BEGIN Input data

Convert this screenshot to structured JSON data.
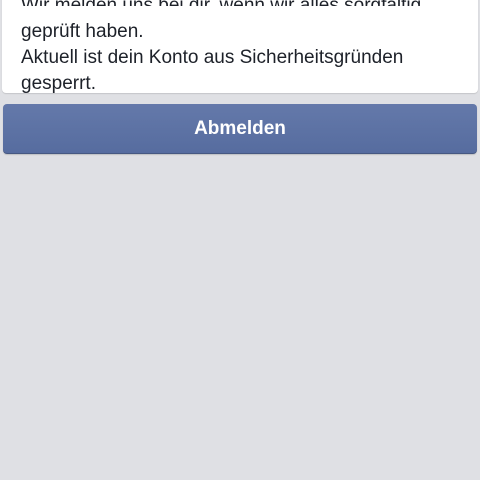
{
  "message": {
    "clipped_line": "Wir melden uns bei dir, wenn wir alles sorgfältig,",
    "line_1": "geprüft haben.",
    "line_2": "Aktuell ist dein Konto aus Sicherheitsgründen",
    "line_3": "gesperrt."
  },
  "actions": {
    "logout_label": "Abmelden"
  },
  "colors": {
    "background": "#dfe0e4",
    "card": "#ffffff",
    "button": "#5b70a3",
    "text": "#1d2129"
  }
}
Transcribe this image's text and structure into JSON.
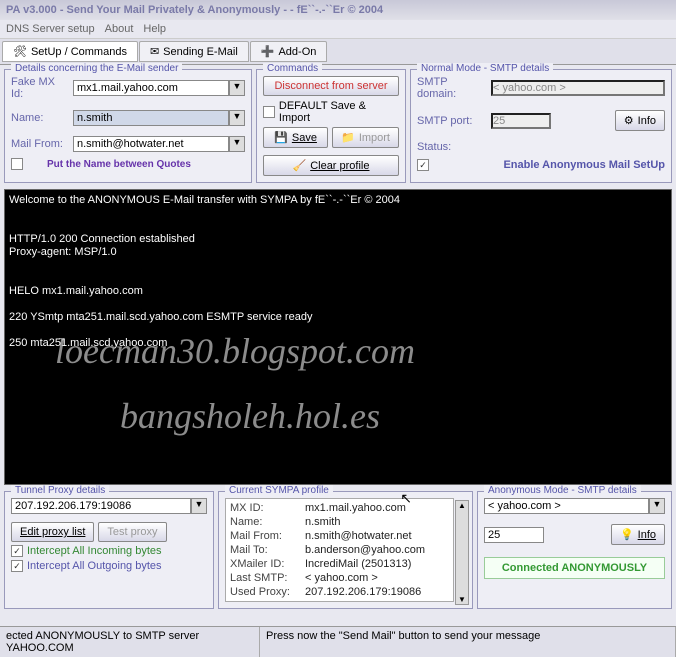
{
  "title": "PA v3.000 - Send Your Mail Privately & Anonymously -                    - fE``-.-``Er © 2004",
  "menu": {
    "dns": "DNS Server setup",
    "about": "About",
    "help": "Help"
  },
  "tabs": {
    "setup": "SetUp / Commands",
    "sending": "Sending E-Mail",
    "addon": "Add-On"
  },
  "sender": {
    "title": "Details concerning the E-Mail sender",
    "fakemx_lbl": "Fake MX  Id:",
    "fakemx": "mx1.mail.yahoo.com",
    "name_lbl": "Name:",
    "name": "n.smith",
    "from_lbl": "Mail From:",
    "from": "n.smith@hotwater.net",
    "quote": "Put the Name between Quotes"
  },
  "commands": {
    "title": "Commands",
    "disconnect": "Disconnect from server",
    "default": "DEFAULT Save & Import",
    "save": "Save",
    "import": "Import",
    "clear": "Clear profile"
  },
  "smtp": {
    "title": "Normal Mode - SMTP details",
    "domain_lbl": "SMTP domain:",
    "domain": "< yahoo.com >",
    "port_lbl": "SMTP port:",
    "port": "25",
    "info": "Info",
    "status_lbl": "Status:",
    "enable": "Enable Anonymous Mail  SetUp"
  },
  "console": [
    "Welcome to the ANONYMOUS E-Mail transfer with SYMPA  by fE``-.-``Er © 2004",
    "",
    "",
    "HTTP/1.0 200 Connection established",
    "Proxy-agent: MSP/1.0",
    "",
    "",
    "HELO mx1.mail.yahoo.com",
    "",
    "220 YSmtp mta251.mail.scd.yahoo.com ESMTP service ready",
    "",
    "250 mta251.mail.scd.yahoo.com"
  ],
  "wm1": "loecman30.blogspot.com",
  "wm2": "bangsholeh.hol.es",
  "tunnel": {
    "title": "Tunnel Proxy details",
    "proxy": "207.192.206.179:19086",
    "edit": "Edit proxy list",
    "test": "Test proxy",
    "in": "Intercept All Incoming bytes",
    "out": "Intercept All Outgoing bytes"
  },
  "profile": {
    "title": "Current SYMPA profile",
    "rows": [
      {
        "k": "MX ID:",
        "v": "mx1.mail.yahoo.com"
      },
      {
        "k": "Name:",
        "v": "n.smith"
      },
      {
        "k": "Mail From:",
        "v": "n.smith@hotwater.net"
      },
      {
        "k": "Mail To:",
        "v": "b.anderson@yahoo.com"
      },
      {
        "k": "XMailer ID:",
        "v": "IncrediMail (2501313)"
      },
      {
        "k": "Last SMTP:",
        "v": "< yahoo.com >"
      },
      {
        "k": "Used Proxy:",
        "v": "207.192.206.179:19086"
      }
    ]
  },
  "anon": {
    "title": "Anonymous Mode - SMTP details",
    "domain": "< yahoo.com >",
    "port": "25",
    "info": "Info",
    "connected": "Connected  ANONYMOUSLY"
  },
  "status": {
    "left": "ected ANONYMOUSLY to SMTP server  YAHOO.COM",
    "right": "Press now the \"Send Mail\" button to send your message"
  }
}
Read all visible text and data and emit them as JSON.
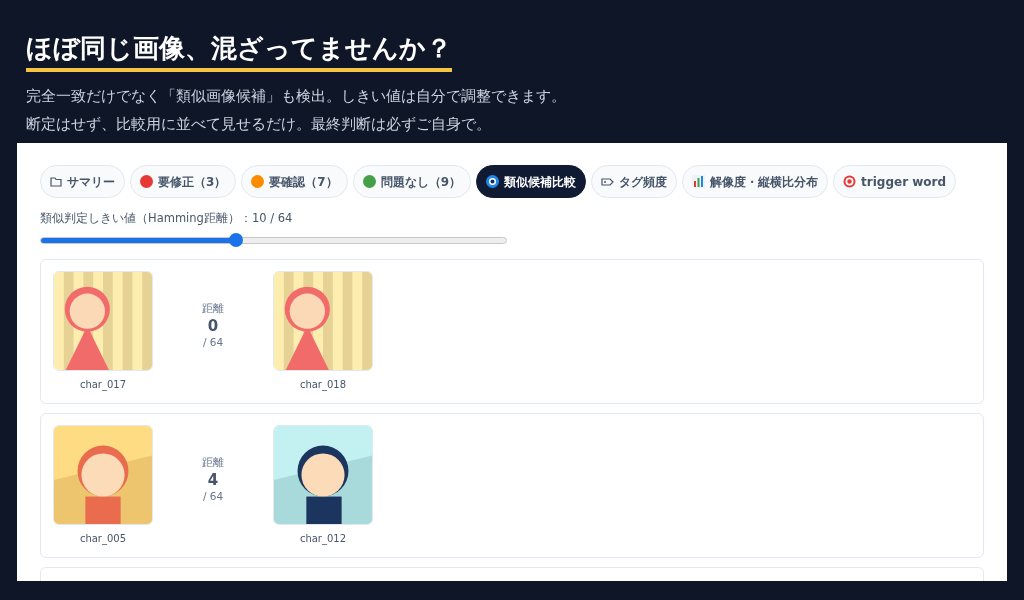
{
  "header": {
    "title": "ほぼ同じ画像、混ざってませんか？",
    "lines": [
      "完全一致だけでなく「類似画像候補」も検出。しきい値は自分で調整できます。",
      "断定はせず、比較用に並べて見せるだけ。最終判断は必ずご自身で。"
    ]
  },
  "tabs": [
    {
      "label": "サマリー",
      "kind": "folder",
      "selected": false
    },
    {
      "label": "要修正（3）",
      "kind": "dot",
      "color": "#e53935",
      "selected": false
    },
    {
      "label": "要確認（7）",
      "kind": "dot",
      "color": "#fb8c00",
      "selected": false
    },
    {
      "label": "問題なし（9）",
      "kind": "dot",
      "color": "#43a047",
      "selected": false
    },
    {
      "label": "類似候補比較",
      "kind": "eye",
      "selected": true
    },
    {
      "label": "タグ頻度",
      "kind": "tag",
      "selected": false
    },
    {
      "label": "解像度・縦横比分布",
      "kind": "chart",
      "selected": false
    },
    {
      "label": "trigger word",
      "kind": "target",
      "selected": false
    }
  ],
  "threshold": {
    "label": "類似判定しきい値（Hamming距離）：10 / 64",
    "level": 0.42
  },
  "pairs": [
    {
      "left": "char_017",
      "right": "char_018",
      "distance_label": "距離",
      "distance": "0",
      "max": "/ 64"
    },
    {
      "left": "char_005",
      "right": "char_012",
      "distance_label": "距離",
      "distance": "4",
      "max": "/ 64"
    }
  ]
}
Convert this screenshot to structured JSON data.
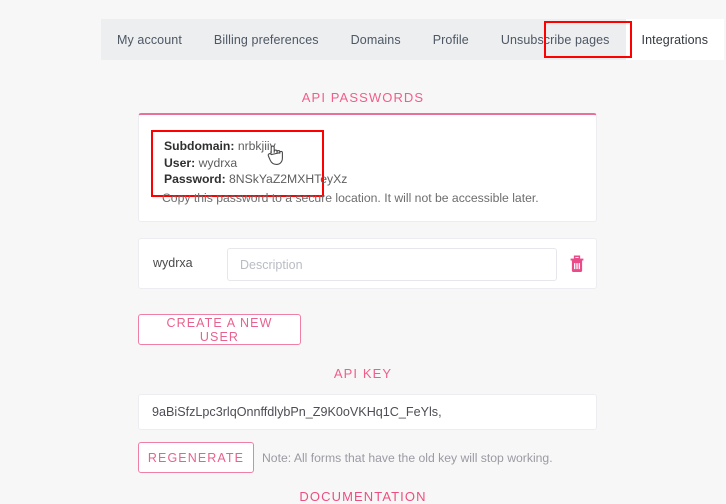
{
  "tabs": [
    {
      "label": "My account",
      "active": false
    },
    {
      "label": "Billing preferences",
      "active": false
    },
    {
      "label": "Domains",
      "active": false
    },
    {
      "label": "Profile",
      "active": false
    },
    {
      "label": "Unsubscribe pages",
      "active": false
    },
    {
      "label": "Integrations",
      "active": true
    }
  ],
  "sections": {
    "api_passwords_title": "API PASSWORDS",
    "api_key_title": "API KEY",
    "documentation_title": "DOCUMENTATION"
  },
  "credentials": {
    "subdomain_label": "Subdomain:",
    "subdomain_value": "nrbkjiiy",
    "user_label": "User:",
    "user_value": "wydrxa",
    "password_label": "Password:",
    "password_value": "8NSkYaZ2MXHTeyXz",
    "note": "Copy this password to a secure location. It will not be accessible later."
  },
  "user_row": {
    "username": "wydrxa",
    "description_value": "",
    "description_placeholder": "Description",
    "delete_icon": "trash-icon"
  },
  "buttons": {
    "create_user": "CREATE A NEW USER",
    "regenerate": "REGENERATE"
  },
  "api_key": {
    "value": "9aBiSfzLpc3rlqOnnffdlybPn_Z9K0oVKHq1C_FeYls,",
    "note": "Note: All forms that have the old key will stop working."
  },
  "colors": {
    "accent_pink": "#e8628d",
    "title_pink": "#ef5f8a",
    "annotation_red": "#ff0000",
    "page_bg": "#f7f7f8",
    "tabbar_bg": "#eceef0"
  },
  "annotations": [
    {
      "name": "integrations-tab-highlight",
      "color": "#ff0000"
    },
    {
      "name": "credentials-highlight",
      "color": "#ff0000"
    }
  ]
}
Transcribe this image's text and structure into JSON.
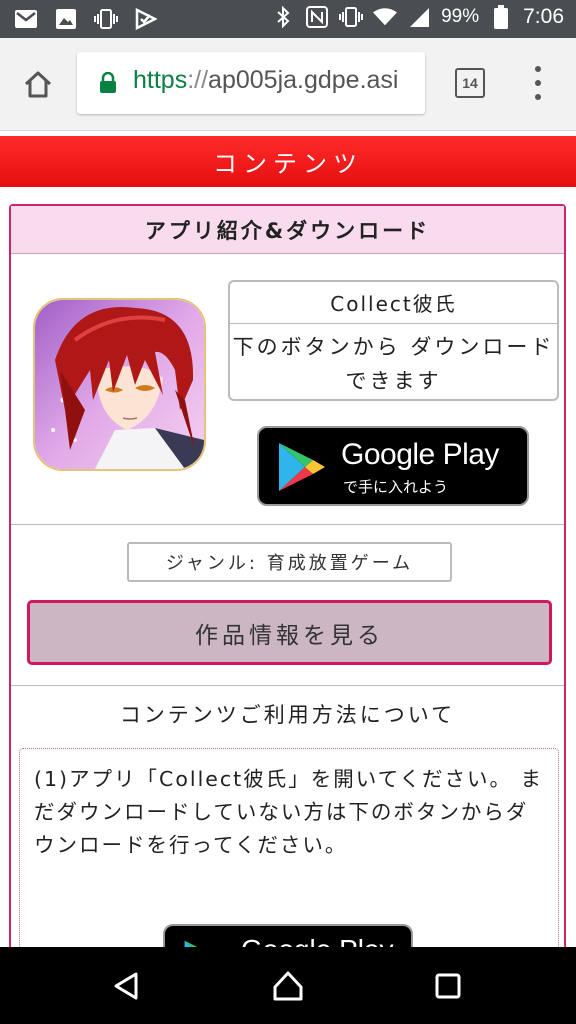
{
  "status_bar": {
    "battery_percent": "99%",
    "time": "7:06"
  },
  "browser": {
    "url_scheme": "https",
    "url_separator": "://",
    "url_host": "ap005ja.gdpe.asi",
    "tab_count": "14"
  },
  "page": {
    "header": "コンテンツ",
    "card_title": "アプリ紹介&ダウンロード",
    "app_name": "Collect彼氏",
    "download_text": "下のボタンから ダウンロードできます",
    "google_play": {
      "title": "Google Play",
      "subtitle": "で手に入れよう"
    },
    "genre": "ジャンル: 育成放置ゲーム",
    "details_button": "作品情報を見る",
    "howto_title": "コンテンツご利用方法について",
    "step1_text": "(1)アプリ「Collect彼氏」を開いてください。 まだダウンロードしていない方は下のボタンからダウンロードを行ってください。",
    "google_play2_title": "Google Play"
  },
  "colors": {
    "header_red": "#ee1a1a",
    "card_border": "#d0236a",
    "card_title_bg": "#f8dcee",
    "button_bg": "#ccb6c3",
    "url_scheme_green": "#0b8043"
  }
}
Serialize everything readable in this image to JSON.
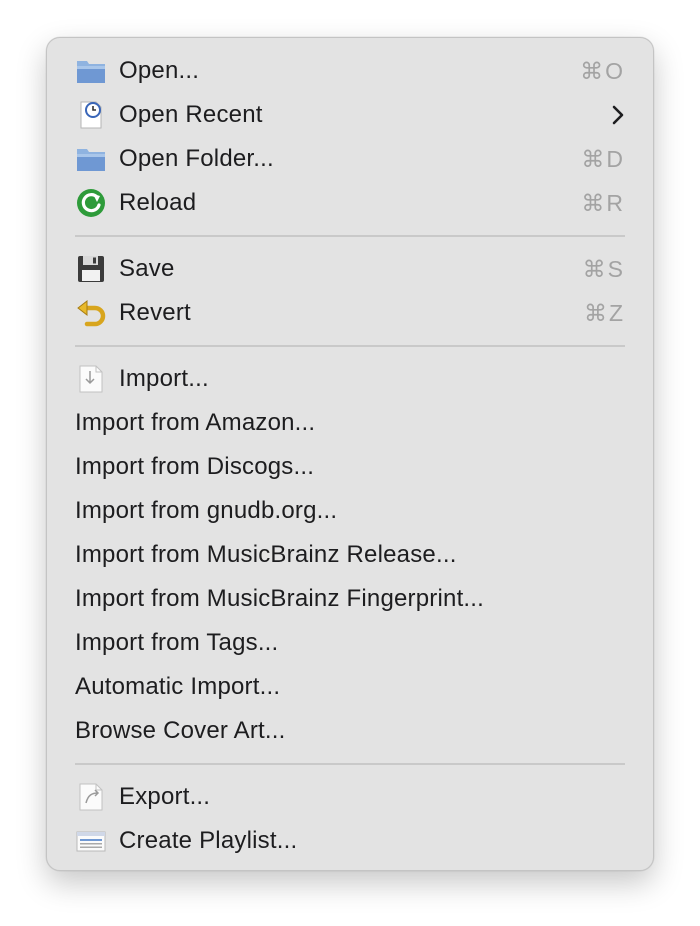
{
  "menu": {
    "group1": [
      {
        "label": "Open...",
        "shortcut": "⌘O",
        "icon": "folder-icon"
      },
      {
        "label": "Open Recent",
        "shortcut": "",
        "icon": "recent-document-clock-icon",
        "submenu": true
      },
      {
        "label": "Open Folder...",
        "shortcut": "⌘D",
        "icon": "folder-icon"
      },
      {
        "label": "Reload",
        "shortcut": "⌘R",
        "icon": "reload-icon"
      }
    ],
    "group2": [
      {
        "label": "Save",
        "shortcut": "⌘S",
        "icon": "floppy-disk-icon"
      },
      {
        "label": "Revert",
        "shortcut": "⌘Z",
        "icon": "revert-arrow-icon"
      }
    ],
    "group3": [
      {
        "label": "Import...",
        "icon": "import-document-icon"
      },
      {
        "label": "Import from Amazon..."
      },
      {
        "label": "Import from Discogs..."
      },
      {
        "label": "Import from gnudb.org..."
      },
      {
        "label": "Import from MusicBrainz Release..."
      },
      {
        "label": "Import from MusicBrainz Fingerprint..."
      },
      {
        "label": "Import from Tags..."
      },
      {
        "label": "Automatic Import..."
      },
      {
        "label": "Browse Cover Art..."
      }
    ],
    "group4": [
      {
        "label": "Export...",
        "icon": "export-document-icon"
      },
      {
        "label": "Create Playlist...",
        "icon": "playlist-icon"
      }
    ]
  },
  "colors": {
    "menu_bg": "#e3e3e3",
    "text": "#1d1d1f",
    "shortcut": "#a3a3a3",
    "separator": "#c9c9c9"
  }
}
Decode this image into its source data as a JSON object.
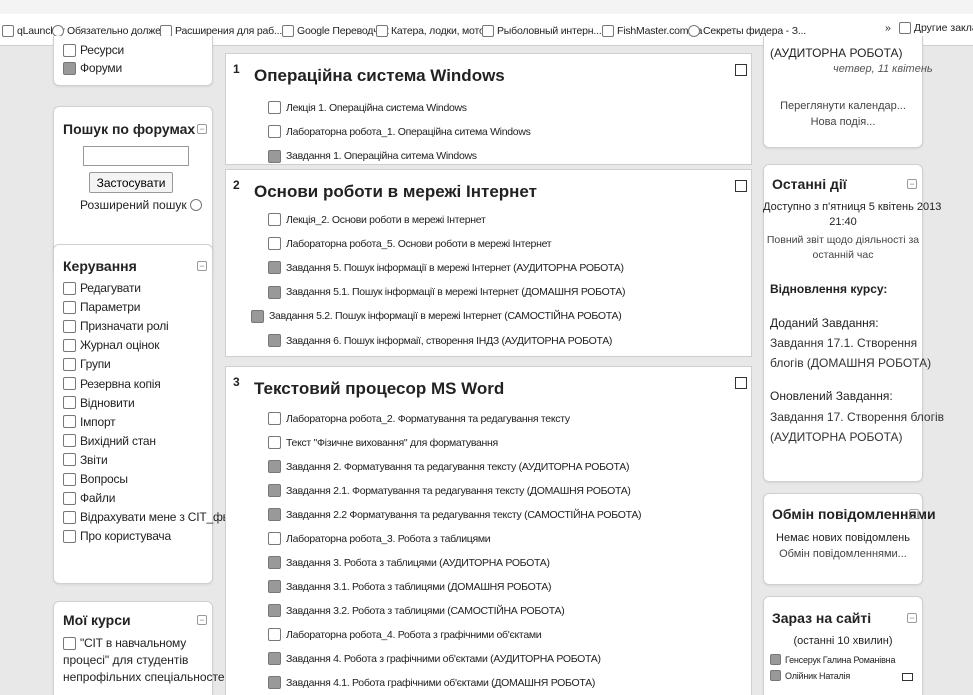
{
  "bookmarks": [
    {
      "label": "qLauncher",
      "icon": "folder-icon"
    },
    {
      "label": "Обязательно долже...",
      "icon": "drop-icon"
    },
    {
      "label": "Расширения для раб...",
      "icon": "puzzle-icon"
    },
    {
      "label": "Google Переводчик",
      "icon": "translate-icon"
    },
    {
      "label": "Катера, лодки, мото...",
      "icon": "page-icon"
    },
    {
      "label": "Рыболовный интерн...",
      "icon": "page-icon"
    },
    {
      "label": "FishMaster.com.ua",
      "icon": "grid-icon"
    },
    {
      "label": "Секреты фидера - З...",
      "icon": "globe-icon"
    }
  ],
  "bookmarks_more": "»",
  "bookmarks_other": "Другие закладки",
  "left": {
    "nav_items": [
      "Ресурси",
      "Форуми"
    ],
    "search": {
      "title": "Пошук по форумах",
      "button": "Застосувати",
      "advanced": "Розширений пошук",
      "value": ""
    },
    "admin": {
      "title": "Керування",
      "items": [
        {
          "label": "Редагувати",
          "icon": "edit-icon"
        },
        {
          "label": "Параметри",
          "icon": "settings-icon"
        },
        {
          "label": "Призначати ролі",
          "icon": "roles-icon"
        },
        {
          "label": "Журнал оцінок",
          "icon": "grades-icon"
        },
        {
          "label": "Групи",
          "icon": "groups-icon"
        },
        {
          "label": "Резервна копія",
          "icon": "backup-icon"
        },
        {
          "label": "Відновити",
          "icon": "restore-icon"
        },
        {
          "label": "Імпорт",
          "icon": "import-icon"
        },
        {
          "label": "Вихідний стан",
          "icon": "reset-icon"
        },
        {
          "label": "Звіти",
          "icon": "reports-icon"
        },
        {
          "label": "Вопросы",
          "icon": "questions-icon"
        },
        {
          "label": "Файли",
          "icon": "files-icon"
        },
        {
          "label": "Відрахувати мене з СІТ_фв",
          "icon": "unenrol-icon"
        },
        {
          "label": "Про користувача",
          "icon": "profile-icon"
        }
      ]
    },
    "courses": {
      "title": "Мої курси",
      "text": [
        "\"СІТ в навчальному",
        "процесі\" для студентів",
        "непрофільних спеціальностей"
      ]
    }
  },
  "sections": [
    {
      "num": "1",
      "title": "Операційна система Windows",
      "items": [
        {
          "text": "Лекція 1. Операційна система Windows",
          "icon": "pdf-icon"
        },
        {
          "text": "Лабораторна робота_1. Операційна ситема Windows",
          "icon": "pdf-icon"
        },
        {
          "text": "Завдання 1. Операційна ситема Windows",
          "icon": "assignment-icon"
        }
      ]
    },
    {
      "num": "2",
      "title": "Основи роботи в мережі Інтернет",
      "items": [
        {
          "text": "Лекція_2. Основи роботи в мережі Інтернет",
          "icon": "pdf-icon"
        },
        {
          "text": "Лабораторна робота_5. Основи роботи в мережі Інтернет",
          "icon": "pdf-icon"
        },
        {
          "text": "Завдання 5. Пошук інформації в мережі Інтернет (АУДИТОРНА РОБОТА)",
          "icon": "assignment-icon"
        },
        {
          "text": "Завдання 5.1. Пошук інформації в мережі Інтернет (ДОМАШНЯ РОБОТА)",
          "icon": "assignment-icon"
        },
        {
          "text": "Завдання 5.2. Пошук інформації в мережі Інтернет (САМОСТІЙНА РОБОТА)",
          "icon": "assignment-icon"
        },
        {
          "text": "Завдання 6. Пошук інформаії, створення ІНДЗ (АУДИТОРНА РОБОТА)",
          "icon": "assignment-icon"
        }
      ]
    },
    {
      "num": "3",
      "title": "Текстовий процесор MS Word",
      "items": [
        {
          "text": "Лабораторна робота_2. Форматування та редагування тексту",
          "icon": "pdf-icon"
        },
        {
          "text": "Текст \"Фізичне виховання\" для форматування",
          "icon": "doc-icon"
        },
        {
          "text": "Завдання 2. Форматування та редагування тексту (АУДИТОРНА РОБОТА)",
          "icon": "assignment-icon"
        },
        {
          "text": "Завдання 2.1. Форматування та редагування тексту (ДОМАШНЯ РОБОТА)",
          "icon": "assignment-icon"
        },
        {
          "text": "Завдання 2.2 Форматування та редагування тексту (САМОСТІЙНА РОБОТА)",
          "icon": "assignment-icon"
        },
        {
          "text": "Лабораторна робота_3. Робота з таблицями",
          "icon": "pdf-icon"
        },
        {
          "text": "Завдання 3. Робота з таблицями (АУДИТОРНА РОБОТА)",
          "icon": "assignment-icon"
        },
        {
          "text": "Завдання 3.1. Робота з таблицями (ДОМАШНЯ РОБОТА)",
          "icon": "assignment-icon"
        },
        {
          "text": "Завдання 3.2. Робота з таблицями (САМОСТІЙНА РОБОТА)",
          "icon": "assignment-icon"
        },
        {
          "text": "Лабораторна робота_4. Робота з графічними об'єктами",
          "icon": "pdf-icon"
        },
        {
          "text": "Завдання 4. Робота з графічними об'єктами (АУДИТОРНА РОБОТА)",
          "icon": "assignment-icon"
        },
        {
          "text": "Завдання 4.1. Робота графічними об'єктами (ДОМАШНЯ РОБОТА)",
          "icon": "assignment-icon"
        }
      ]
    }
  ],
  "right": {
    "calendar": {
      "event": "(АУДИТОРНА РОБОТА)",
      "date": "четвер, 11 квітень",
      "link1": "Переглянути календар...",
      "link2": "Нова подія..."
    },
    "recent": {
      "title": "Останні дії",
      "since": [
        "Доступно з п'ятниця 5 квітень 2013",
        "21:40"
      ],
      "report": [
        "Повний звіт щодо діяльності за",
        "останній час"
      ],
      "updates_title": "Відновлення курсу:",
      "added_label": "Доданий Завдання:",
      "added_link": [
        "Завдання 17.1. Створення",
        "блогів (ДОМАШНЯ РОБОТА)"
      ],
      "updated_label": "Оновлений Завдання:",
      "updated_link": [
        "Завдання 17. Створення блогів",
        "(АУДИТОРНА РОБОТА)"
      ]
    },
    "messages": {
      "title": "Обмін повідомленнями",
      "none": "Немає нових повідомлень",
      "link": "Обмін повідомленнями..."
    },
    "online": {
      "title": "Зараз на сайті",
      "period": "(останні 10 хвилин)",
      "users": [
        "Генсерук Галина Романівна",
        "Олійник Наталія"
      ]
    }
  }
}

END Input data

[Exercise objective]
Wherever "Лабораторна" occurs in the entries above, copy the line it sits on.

[Task output]
          "text": "Лабораторна робота_1. Операційна ситема Windows",
          "text": "Лабораторна робота_5. Основи роботи в мережі Інтернет",
          "text": "Лабораторна робота_2. Форматування та редагування тексту",
          "text": "Лабораторна робота_3. Робота з таблицями",
          "text": "Лабораторна робота_4. Робота з графічними об'єктами",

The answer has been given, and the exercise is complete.